About this task: Begin with the line containing "Output a JSON" and end with the last line of the data below; return those lines exactly, and only those.

Supplied records:

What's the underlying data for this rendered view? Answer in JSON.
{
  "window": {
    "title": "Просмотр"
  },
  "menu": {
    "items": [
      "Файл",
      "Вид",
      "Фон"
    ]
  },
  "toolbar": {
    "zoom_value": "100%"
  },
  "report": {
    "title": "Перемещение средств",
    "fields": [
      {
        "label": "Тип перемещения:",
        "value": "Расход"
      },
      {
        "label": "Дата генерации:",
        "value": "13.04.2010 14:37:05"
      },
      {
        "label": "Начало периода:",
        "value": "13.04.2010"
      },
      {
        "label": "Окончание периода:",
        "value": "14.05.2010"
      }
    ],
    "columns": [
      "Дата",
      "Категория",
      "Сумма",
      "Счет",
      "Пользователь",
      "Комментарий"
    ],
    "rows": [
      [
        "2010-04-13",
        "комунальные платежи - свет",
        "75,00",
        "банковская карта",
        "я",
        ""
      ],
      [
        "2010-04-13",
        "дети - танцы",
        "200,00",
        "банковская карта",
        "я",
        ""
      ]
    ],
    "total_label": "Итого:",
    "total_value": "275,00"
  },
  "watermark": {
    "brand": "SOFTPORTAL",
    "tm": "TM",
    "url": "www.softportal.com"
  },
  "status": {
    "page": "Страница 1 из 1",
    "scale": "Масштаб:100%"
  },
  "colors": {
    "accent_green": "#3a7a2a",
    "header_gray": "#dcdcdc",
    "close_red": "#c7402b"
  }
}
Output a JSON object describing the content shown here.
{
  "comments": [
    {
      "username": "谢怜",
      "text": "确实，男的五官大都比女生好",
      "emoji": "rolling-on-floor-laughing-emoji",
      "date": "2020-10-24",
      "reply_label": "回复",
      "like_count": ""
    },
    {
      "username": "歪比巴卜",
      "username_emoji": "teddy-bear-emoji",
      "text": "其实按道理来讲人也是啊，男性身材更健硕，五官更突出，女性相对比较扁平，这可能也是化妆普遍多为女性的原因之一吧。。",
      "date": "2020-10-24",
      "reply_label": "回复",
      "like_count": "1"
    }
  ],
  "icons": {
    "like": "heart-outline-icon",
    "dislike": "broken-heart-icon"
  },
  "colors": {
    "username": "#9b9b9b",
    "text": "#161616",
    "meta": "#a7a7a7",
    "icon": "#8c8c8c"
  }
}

Result for this exercise:
Output a JSON object describing the content shown here.
{
  "comments": [
    {
      "username": "谢怜",
      "text": "确实，男的五官大都比女生好",
      "emoji": "rolling-on-floor-laughing-emoji",
      "date": "2020-10-24",
      "reply_label": "回复",
      "like_count": ""
    },
    {
      "username": "歪比巴卜",
      "username_emoji": "teddy-bear-emoji",
      "text": "其实按道理来讲人也是啊，男性身材更健硕，五官更突出，女性相对比较扁平，这可能也是化妆普遍多为女性的原因之一吧。。",
      "date": "2020-10-24",
      "reply_label": "回复",
      "like_count": "1"
    }
  ],
  "icons": {
    "like": "heart-outline-icon",
    "dislike": "broken-heart-icon"
  },
  "colors": {
    "username": "#9b9b9b",
    "text": "#161616",
    "meta": "#a7a7a7",
    "icon": "#8c8c8c"
  }
}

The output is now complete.